As in other parts of the world, the possibility of expanded mining in Greenland has raised environmental debates there, including in the case of the Kvanefjeld site. It remains unclear when this mine may commence operations, and there is the greater question of whether Greenland will become a cornerstone source of REEs given the still-dominant position of China, as well as potential competition from other parts of the world.

Another area of the Arctic appeared poised to become a prospective source of rare earth this month in the wake of an announcement that an agreement had been reached between Inuit groups in the far-northern Québec region of Nunavik and mining interests, including Commerce Resources of Vancouver, which may open the door to the founding of Canada’s first rare earths mine at Ashram, located about 130 kilometres south of the town of Kuujjuaq. The Ashram site was studied as being a source of numerous types of REEs with cerium (used for catalysts and oxidising agents), lanthanum (specialised glass and hydrogen storage), and neodymium predominating [pdf]. The project, should it come to fruition, may form a major part of the ongoing ‘Plan Nord’ development plans by the Québec provincial government.

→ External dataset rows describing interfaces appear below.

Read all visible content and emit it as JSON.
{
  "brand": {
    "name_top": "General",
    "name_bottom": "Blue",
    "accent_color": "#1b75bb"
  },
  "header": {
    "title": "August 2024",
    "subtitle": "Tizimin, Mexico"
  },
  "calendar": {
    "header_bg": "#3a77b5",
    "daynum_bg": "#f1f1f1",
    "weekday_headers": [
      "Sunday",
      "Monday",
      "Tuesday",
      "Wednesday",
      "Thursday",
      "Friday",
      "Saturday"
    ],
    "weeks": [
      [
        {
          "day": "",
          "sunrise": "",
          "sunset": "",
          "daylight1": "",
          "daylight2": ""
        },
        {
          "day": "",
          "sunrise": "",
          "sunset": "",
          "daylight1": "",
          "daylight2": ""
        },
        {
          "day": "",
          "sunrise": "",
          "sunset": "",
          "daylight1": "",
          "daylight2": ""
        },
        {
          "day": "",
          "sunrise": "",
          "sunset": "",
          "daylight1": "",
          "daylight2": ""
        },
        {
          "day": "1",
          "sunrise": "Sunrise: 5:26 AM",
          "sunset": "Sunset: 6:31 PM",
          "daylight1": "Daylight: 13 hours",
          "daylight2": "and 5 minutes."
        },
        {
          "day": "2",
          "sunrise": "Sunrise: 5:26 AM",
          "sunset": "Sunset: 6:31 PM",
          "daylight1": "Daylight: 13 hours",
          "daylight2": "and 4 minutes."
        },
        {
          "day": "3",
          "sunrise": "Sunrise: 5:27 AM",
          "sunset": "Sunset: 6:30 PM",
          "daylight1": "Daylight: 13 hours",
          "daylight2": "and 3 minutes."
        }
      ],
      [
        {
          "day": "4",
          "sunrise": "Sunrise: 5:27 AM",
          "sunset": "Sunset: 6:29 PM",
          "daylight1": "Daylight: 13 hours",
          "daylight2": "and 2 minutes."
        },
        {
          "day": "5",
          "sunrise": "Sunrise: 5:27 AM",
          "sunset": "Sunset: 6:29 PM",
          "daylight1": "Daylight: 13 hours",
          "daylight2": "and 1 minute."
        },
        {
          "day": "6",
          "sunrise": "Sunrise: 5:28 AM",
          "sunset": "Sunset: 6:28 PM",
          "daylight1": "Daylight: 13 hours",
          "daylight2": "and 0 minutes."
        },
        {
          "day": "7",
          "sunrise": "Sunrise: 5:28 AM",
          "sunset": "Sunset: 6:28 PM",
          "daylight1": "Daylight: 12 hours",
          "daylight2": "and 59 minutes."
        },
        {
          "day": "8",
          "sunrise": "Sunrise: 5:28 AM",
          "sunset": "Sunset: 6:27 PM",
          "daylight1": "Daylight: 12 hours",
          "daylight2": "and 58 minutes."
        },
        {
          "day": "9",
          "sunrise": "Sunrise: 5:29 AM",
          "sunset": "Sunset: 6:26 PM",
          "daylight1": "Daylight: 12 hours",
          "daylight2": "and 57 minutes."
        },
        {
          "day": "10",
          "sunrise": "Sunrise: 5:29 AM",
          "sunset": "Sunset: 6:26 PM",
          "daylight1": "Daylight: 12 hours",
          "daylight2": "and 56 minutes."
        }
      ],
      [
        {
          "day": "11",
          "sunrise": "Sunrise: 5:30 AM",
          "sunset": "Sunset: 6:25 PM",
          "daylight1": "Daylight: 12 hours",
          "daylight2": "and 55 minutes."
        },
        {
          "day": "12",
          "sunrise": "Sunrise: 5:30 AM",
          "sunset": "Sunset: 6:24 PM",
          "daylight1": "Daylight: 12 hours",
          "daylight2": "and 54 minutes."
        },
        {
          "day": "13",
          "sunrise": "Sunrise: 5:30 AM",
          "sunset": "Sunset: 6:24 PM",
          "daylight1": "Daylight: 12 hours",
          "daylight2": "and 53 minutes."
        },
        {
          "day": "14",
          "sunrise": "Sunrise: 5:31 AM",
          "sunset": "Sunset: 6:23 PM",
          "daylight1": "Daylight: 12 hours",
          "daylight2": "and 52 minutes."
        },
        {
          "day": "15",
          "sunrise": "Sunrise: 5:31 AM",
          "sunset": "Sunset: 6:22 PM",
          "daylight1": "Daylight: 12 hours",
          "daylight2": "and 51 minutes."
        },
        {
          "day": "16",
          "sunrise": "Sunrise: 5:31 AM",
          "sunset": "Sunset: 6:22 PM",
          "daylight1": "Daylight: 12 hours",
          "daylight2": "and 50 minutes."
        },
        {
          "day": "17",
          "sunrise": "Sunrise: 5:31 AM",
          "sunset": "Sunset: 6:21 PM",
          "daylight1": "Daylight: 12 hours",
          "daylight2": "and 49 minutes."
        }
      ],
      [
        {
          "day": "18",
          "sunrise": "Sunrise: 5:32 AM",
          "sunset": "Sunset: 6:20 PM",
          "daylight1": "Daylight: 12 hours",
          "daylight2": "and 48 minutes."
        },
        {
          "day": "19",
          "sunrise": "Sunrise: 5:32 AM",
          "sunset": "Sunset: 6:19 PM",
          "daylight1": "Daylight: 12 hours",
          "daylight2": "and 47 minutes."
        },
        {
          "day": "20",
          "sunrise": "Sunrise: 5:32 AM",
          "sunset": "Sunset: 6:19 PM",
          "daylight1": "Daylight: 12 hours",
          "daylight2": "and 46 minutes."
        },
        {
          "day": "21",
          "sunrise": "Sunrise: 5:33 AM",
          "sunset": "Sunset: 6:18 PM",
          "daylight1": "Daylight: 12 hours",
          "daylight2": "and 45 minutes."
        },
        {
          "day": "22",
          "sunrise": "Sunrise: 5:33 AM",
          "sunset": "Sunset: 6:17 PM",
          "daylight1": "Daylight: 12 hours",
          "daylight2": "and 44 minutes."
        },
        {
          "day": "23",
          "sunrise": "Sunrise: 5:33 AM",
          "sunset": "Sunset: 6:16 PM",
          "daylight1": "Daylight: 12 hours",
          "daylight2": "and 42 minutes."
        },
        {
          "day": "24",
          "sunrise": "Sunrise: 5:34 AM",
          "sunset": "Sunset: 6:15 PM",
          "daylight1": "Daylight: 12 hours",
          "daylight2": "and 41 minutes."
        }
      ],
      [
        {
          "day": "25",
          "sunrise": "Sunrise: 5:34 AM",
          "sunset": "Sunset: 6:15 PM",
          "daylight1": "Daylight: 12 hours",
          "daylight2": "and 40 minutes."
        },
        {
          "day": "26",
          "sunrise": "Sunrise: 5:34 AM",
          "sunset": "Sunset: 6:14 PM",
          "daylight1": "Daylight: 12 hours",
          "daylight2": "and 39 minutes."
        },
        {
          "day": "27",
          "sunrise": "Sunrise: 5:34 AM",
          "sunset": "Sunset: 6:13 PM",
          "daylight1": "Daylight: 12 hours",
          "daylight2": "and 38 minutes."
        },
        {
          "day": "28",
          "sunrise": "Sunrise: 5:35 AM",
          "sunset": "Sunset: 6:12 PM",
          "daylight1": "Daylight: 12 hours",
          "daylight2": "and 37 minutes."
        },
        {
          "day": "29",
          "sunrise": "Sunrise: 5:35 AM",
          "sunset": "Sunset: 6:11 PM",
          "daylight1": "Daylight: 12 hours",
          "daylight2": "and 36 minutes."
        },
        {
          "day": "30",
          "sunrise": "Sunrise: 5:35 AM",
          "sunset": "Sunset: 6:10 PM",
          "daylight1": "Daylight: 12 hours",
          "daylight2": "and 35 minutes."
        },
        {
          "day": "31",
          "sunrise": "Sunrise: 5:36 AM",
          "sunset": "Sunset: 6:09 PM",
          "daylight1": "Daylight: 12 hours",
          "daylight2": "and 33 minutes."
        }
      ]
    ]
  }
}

Rare earth extraction in Greenland, Canada and other parts of the Arctic will depend significantly not only upon emerging market demands but also the costs and time involved in developing these resources and the successful addressing of questions about environmental risks of such mining in regions which are highly sensitive to pollution and other similar damage. Nonetheless, as REEs continue to increase in global demand, and with the possibility of rare earths being caught up in an increasingly unpredictable great power trade conflict, the far north may be more commonly viewed as an emerging alternative source for what has been called the ‘vitamins’ of the modern socio-economic system.